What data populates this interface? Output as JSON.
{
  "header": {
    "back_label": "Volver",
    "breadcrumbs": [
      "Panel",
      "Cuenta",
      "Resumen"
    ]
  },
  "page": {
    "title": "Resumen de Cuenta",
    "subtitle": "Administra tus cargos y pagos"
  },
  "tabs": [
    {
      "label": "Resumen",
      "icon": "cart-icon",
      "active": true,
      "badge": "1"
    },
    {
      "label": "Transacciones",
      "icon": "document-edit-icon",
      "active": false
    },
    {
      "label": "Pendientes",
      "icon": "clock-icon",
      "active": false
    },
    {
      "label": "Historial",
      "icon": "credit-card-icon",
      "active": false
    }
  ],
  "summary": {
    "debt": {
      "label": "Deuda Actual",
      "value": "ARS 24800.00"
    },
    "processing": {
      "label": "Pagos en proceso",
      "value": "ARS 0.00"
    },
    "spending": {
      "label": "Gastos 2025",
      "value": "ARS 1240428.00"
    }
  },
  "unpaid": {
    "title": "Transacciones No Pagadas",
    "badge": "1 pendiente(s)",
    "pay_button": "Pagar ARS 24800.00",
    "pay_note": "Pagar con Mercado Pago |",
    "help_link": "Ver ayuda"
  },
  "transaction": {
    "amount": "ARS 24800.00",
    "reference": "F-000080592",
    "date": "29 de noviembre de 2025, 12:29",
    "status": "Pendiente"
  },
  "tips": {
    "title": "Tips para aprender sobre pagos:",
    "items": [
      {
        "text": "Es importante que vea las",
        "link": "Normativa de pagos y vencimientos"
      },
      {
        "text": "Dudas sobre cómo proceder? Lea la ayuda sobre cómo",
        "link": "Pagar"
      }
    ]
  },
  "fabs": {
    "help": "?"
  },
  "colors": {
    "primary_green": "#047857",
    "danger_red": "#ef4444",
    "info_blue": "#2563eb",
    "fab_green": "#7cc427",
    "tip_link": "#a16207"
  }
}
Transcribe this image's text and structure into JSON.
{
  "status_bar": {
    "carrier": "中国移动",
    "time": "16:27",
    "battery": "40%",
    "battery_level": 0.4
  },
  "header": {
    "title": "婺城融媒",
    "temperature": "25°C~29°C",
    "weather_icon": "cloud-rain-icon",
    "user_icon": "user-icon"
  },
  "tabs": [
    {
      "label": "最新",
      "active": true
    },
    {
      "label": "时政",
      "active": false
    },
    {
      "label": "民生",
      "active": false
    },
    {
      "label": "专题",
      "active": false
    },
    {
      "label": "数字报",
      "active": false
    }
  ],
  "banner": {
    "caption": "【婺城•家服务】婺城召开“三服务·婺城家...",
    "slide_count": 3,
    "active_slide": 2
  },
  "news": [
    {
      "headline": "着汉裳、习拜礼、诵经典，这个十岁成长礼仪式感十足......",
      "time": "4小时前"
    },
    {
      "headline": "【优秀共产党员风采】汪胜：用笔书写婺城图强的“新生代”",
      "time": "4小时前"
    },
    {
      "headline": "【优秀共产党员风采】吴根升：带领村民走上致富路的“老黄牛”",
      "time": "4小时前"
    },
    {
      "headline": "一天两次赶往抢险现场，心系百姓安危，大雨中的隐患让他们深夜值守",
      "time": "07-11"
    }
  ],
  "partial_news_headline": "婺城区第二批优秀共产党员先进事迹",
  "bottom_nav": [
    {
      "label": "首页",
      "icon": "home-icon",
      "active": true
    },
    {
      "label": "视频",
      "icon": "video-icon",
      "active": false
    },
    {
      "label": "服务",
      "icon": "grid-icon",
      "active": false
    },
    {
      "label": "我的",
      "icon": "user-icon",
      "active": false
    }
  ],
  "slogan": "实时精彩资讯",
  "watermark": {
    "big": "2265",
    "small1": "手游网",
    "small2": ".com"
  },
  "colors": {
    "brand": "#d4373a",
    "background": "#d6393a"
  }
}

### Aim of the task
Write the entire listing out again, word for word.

### Solution to the problem
What data populates this interface? Output as JSON.
{
  "header": {
    "back_label": "Volver",
    "breadcrumbs": [
      "Panel",
      "Cuenta",
      "Resumen"
    ]
  },
  "page": {
    "title": "Resumen de Cuenta",
    "subtitle": "Administra tus cargos y pagos"
  },
  "tabs": [
    {
      "label": "Resumen",
      "icon": "cart-icon",
      "active": true,
      "badge": "1"
    },
    {
      "label": "Transacciones",
      "icon": "document-edit-icon",
      "active": false
    },
    {
      "label": "Pendientes",
      "icon": "clock-icon",
      "active": false
    },
    {
      "label": "Historial",
      "icon": "credit-card-icon",
      "active": false
    }
  ],
  "summary": {
    "debt": {
      "label": "Deuda Actual",
      "value": "ARS 24800.00"
    },
    "processing": {
      "label": "Pagos en proceso",
      "value": "ARS 0.00"
    },
    "spending": {
      "label": "Gastos 2025",
      "value": "ARS 1240428.00"
    }
  },
  "unpaid": {
    "title": "Transacciones No Pagadas",
    "badge": "1 pendiente(s)",
    "pay_button": "Pagar ARS 24800.00",
    "pay_note": "Pagar con Mercado Pago |",
    "help_link": "Ver ayuda"
  },
  "transaction": {
    "amount": "ARS 24800.00",
    "reference": "F-000080592",
    "date": "29 de noviembre de 2025, 12:29",
    "status": "Pendiente"
  },
  "tips": {
    "title": "Tips para aprender sobre pagos:",
    "items": [
      {
        "text": "Es importante que vea las",
        "link": "Normativa de pagos y vencimientos"
      },
      {
        "text": "Dudas sobre cómo proceder? Lea la ayuda sobre cómo",
        "link": "Pagar"
      }
    ]
  },
  "fabs": {
    "help": "?"
  },
  "colors": {
    "primary_green": "#047857",
    "danger_red": "#ef4444",
    "info_blue": "#2563eb",
    "fab_green": "#7cc427",
    "tip_link": "#a16207"
  }
}
Transcribe this image's text and structure into JSON.
{
  "status_bar": {
    "carrier": "中国移动",
    "time": "16:27",
    "battery": "40%",
    "battery_level": 0.4
  },
  "header": {
    "title": "婺城融媒",
    "temperature": "25°C~29°C",
    "weather_icon": "cloud-rain-icon",
    "user_icon": "user-icon"
  },
  "tabs": [
    {
      "label": "最新",
      "active": true
    },
    {
      "label": "时政",
      "active": false
    },
    {
      "label": "民生",
      "active": false
    },
    {
      "label": "专题",
      "active": false
    },
    {
      "label": "数字报",
      "active": false
    }
  ],
  "banner": {
    "caption": "【婺城•家服务】婺城召开“三服务·婺城家...",
    "slide_count": 3,
    "active_slide": 2
  },
  "news": [
    {
      "headline": "着汉裳、习拜礼、诵经典，这个十岁成长礼仪式感十足......",
      "time": "4小时前"
    },
    {
      "headline": "【优秀共产党员风采】汪胜：用笔书写婺城图强的“新生代”",
      "time": "4小时前"
    },
    {
      "headline": "【优秀共产党员风采】吴根升：带领村民走上致富路的“老黄牛”",
      "time": "4小时前"
    },
    {
      "headline": "一天两次赶往抢险现场，心系百姓安危，大雨中的隐患让他们深夜值守",
      "time": "07-11"
    }
  ],
  "partial_news_headline": "婺城区第二批优秀共产党员先进事迹",
  "bottom_nav": [
    {
      "label": "首页",
      "icon": "home-icon",
      "active": true
    },
    {
      "label": "视频",
      "icon": "video-icon",
      "active": false
    },
    {
      "label": "服务",
      "icon": "grid-icon",
      "active": false
    },
    {
      "label": "我的",
      "icon": "user-icon",
      "active": false
    }
  ],
  "slogan": "实时精彩资讯",
  "watermark": {
    "big": "2265",
    "small1": "手游网",
    "small2": ".com"
  },
  "colors": {
    "brand": "#d4373a",
    "background": "#d6393a"
  }
}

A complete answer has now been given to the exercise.